INFORMATION SHOWN:
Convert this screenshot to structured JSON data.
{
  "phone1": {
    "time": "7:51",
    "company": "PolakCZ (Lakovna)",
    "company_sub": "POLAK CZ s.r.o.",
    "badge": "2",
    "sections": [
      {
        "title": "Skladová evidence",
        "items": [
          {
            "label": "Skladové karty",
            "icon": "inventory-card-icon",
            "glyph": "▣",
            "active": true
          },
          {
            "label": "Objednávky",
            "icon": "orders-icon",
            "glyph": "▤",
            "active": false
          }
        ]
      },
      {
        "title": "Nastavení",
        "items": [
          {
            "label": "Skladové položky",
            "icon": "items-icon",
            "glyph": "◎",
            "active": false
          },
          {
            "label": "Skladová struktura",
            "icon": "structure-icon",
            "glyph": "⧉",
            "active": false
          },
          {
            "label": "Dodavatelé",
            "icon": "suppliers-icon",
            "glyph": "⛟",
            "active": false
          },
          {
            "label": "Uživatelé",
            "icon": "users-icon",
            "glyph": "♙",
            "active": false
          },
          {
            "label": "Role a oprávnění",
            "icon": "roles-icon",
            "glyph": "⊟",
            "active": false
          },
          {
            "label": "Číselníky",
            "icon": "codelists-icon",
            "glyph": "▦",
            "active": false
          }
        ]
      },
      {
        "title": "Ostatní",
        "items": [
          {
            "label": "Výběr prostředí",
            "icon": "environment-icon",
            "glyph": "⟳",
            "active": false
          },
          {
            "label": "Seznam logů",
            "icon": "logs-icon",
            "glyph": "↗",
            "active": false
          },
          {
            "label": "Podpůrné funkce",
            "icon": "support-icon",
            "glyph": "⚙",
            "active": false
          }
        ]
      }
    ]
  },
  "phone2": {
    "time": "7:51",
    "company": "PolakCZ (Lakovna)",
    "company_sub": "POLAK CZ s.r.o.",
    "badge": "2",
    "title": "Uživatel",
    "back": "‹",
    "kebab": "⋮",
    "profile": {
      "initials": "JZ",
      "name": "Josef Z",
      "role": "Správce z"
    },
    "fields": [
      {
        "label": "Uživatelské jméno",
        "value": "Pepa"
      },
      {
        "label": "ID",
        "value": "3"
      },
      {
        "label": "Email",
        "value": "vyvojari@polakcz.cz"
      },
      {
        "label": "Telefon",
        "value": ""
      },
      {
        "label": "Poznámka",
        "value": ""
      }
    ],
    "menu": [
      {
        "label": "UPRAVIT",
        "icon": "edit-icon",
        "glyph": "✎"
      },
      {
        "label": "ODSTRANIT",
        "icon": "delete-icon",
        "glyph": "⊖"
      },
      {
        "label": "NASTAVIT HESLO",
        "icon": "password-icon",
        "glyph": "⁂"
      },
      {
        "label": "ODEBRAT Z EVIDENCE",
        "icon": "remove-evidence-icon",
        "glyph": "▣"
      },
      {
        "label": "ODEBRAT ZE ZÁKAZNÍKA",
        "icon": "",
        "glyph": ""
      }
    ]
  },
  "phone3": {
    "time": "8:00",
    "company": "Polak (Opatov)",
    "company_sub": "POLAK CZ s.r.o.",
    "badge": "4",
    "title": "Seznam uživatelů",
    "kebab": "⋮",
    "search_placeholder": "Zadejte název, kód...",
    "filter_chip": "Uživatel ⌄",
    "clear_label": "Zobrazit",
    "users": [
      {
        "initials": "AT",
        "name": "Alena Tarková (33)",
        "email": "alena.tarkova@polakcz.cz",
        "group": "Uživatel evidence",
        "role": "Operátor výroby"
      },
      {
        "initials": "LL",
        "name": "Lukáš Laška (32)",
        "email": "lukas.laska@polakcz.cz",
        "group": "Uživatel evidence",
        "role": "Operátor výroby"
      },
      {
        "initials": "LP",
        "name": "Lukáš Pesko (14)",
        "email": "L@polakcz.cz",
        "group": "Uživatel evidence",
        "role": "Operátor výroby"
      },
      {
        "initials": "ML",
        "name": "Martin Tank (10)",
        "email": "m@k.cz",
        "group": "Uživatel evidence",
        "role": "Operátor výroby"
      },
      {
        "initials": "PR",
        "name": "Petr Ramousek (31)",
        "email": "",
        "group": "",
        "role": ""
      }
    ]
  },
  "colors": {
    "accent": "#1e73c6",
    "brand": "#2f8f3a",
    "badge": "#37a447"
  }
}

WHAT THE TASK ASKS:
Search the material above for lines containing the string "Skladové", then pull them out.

TASK OUTPUT:
            "label": "Skladové karty",
            "label": "Skladové položky",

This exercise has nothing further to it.